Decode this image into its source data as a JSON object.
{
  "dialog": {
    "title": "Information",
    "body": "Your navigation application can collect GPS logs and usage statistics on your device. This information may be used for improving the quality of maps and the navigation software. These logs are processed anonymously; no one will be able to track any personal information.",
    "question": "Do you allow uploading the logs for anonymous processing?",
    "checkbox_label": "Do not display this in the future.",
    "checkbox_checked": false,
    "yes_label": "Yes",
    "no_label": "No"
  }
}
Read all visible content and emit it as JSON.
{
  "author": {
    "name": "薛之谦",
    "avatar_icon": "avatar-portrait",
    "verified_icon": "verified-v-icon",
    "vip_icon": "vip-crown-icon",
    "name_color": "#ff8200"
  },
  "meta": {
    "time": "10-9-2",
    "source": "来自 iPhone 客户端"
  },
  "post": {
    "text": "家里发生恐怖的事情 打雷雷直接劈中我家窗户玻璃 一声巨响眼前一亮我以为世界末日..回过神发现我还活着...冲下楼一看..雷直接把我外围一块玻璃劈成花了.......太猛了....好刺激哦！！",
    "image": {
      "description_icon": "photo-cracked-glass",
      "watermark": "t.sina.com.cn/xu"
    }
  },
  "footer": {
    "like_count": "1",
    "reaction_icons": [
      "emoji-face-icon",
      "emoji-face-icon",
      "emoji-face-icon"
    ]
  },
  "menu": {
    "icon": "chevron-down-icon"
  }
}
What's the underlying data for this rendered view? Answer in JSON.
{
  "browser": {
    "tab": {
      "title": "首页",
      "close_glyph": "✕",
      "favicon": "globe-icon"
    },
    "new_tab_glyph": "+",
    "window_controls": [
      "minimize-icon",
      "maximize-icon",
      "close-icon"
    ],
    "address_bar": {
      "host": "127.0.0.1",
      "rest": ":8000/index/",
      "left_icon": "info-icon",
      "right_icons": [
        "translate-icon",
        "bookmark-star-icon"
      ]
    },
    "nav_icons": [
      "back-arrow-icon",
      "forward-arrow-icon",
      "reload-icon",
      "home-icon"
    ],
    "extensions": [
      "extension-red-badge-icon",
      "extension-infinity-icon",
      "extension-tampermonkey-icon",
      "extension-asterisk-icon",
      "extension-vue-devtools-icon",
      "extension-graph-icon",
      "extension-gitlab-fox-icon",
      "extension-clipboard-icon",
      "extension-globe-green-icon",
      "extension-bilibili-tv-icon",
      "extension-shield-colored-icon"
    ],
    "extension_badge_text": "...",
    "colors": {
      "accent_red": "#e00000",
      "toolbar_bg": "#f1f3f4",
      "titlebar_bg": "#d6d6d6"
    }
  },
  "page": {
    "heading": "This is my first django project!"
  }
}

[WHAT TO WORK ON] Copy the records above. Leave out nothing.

[ANSWER TO THE EXERCISE]
Decode this image into its source data as a JSON object.
{
  "dialog": {
    "title": "Information",
    "body": "Your navigation application can collect GPS logs and usage statistics on your device. This information may be used for improving the quality of maps and the navigation software. These logs are processed anonymously; no one will be able to track any personal information.",
    "question": "Do you allow uploading the logs for anonymous processing?",
    "checkbox_label": "Do not display this in the future.",
    "checkbox_checked": false,
    "yes_label": "Yes",
    "no_label": "No"
  }
}
Read all visible content and emit it as JSON.
{
  "author": {
    "name": "薛之谦",
    "avatar_icon": "avatar-portrait",
    "verified_icon": "verified-v-icon",
    "vip_icon": "vip-crown-icon",
    "name_color": "#ff8200"
  },
  "meta": {
    "time": "10-9-2",
    "source": "来自 iPhone 客户端"
  },
  "post": {
    "text": "家里发生恐怖的事情 打雷雷直接劈中我家窗户玻璃 一声巨响眼前一亮我以为世界末日..回过神发现我还活着...冲下楼一看..雷直接把我外围一块玻璃劈成花了.......太猛了....好刺激哦！！",
    "image": {
      "description_icon": "photo-cracked-glass",
      "watermark": "t.sina.com.cn/xu"
    }
  },
  "footer": {
    "like_count": "1",
    "reaction_icons": [
      "emoji-face-icon",
      "emoji-face-icon",
      "emoji-face-icon"
    ]
  },
  "menu": {
    "icon": "chevron-down-icon"
  }
}
What's the underlying data for this rendered view? Answer in JSON.
{
  "browser": {
    "tab": {
      "title": "首页",
      "close_glyph": "✕",
      "favicon": "globe-icon"
    },
    "new_tab_glyph": "+",
    "window_controls": [
      "minimize-icon",
      "maximize-icon",
      "close-icon"
    ],
    "address_bar": {
      "host": "127.0.0.1",
      "rest": ":8000/index/",
      "left_icon": "info-icon",
      "right_icons": [
        "translate-icon",
        "bookmark-star-icon"
      ]
    },
    "nav_icons": [
      "back-arrow-icon",
      "forward-arrow-icon",
      "reload-icon",
      "home-icon"
    ],
    "extensions": [
      "extension-red-badge-icon",
      "extension-infinity-icon",
      "extension-tampermonkey-icon",
      "extension-asterisk-icon",
      "extension-vue-devtools-icon",
      "extension-graph-icon",
      "extension-gitlab-fox-icon",
      "extension-clipboard-icon",
      "extension-globe-green-icon",
      "extension-bilibili-tv-icon",
      "extension-shield-colored-icon"
    ],
    "extension_badge_text": "...",
    "colors": {
      "accent_red": "#e00000",
      "toolbar_bg": "#f1f3f4",
      "titlebar_bg": "#d6d6d6"
    }
  },
  "page": {
    "heading": "This is my first django project!"
  }
}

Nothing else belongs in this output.